It’s a simple fact of enterprise that businesses–at least, for-profit ones–exist to do just that: make a profit. There are mark-ups, margins, and formulas galore, but the whole point is to sell a product or service and to make money doing it.
But there are ways to make a buck–and then there are ways to make a buck on the backs of people who have chosen to put their lives on the line.
Whether you believe the Bush rhetoric about the reasons behind Iraq, men and women by the thousands are dying for a cause that, at least in the beginning, they believed in and chose to fight for. And a small company in South Carolina has found a way to turn the Iraq war–and its related casualties–into big money. Big as in $20.5 million U.S.
They did it by working on profit margins that would have had even the most jaded capitalist in awe. When the Pentagon ordered two 19-cent washers from the parts supplier in question, they were charged $998,798 in shipping costs. The tiny package was sent from South Carolina to Texas.
In another incident, the two sisters running the company billed the Pentagon $455,009 to ship three screws–worth a mere $1.31 each–to Marines in Iraq. They also charged $293,451 to send one washer to an air-force base in Florida.
They got away with it by using a flaw in the Defence Department’s billing system. When items being shipped to soldiers in combat zones (or to army bases) were marked ?priority,? the bill was paid automatically. The blood money they pulled in was spent on ?homes, beach property, jewellery and high-end automobiles? (1).

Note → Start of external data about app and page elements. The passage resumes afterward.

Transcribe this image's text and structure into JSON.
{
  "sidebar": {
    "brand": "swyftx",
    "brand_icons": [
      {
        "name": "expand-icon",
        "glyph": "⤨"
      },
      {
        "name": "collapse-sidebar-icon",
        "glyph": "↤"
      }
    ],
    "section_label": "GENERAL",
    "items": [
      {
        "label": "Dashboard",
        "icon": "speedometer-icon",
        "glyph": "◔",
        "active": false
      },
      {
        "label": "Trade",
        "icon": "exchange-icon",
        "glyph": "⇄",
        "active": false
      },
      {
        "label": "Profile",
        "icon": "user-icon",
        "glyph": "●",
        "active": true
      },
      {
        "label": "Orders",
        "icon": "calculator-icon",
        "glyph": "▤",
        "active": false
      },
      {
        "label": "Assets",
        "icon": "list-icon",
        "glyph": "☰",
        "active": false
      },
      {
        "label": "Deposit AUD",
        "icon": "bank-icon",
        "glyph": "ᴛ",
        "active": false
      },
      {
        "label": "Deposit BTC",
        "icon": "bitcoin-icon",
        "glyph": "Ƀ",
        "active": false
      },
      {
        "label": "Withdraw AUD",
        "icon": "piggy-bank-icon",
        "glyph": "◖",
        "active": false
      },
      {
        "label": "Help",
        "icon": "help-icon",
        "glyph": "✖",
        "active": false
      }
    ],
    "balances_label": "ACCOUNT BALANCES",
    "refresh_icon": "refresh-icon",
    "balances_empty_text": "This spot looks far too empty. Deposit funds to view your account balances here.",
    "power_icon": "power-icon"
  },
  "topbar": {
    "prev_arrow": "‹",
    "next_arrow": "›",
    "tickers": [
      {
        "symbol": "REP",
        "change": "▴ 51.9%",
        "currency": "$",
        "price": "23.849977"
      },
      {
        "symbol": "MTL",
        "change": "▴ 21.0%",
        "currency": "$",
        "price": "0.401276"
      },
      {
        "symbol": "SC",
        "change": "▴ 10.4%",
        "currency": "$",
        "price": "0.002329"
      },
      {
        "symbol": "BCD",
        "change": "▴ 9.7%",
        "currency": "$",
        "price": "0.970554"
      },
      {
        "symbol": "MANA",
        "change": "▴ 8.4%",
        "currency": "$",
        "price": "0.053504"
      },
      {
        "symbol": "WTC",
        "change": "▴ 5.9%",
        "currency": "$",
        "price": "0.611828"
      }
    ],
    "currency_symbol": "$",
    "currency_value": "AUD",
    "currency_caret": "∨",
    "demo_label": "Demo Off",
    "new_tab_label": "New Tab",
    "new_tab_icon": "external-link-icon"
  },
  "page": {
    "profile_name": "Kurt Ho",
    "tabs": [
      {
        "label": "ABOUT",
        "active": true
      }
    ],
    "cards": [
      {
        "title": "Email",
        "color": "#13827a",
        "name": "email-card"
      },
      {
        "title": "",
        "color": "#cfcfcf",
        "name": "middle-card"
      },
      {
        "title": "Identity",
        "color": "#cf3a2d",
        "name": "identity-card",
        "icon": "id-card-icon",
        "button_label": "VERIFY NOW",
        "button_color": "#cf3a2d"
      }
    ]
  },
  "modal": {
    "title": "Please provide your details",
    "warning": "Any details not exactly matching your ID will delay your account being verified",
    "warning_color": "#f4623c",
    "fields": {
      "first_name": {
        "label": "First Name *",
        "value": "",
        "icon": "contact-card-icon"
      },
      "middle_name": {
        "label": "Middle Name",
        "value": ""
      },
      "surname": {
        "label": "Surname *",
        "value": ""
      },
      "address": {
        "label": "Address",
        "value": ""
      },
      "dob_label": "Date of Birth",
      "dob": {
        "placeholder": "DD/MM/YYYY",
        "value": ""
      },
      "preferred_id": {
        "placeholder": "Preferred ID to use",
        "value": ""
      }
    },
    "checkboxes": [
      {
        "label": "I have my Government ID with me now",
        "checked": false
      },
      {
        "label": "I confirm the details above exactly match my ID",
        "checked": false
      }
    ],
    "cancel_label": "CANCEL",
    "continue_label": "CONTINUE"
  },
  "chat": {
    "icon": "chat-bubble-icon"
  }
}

Now, it could be argued that the Pentagon got exactly what it deserved. That if they’re that careless throwing millions of dollars around (millions that could have been spent on medical supplies, rebuilding costs, you name it), It’s their own fault that a pair of enterprising entrepreneurs dipped into the trough. There are also a growing number of voices that would argue that the Bush administration is no different: that they’re putting their lust for oil profits before people’s lives.
But whatever your stance on the bigger picture, the fact remains that this is one of the lowest ways to make a buck that I can think of: deliberately taking advantage of war to turn an outrageous profit (and profit that wasn’t even based on a fair exchange of service).
In some ways, It’s reminiscent of the T-shirts that appeared within a day of the 1989 Loma Prieta earthquake in the San Francisco Bay area. People were still trapped in cars on a collapsed double-decker bridge, and at least one person was already turning a profit by selling T-shirts saying ?I survived the 1989 quake.?
It’s blood money, plain and simple. And there’s got to be a better way to make a buck.
(1) The Globe and Mail. ?Pentagon pays dearly for ?priority? parts shipping.? Friday, August 17, 2007. Report on Business, B7.